The Chapel Hill-Carrboro City Schools Board of Education voted 5-2 Thursday to spend $2.2 million worth of the district’s unassigned fund balance on school repairs and a plan to increase teacher pay.
About $904,000 will go to repair Glenwood Elementary this summer. The school, which is among the oldest in the district, has been plagued with recent sewage spills and stormwater flooding.
“We have had a very difficult start to the year,” said Katie Jamieson, a parent member of the Glenwood School Improvement Team.
“We’ve had two incidents of sewage pipes bursting and yielding the contents through classroom space in the building,” she said. “We had stormwater coming in through a kindergarten classroom and taking down a wall and a ceiling. We’ve got floods coming in through the library which is damaging carpet, furniture and books; we have flooding outside the building and inside the building. We have heat that is intermittent. We have incessantly leaking toilets. It’s a very, very old building.”
Board members agreed the school needs immediate attention. The repairs mean Glenwood will be moved off the list of improvement projects to be funded by the bond referendum the Orange County commissioners are planning for November 2016.
If voters back the bond, the county would split $120 million between the Chapel Hill-Carrboro district and Orange County Schools to pay for school repairs and renovations. School board members say while they recognize many district schools need repairs, fixing Glenwood is the most feasible in the short-term.
“They are puzzle pieces that we’re working together trying to figure out,” explained board Vice Chair Andrew Davidson. “We’ve got this chunk of money, how can we get the biggest bang for our buck? That’s a $900,000 puzzle piece, compared to a $54 million puzzle piece.”
The board also approved a plan to set aside $1.37 million as a buffer against what Assistant Superintendent Todd LoFrese called “a lot of unknowns” in the budget planning process.
Superintendent Tom Forcella said school officials are keeping a close eye on the General Assembly, anticipating either a mandated teacher pay increase or cuts to teaching assistant funding.
Administrators are also concerned that Wake County’s recent move to increase teacher salary supplements to meet the national average could significantly reduce the Chapel Hill-Carrboro district’s ability to recruit and retain teachers.
Forcella noted that teacher salaries will be a major budget driver in the coming months, but he was clear that the fund balance money is not meant to be spent on one-time bonuses. Rather, it could serve as a launching point for a yet-to-be-determined plan to increase yearly wages.
Board members Michelle Brownstein and James Barrett opposed the proposal, saying it was too vague, with no guarantee that teachers would see an increase next year.
“I think we have to be bold,” said Barrett. “What Wake County did was bold, and if we don’t recognize that it was unusual and extraordinary, and do something to try to keep up and try to recognize a benefit for our teachers immediately, then we’ll always be trying to play catch-up.”
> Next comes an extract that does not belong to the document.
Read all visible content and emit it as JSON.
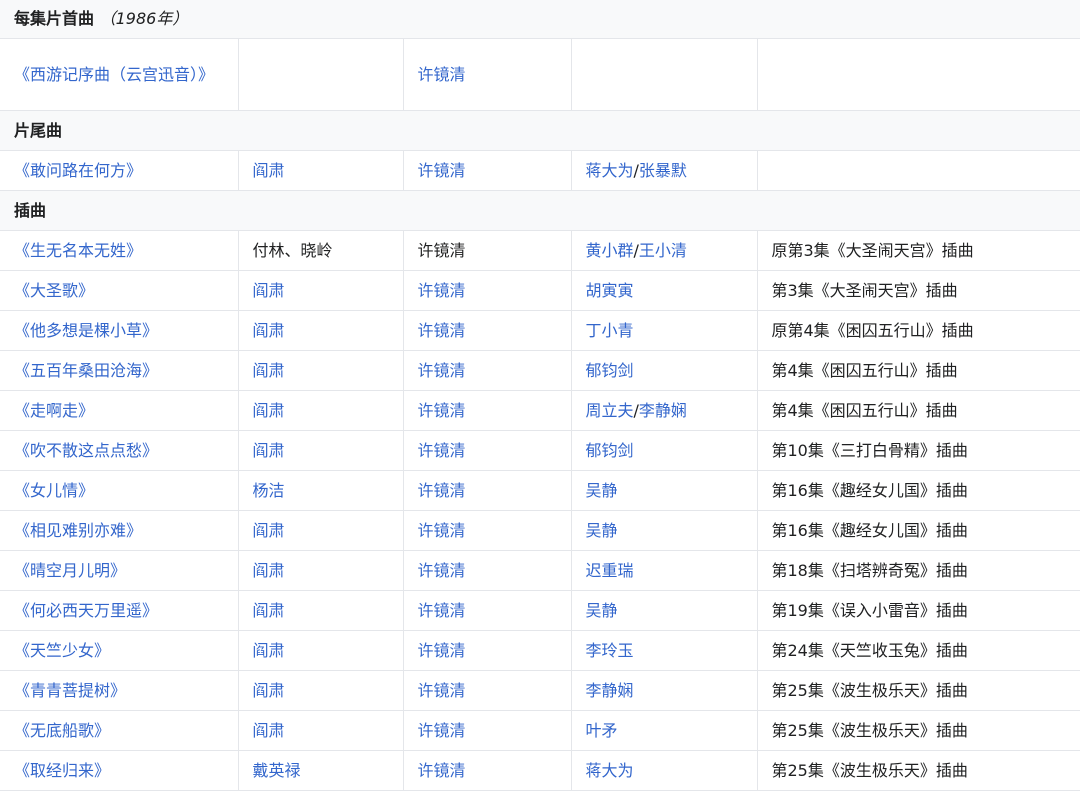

“They had a plan,” Board Chair Mike Kelley replied. “To me, a one-time bonus is not plan.”
Jamezetta Bedford said the $1.37 million in “seed money” could help the board develop a long-term plan, though she warned that plan might get upended by the state legislature.
“What if the General Assembly turns around and wipes out every TA? Then it’s a balancing point again and we’ll have a pot of money. Maybe some goes to teachers and some goes to TAs. I think it’s a good cushion to have.”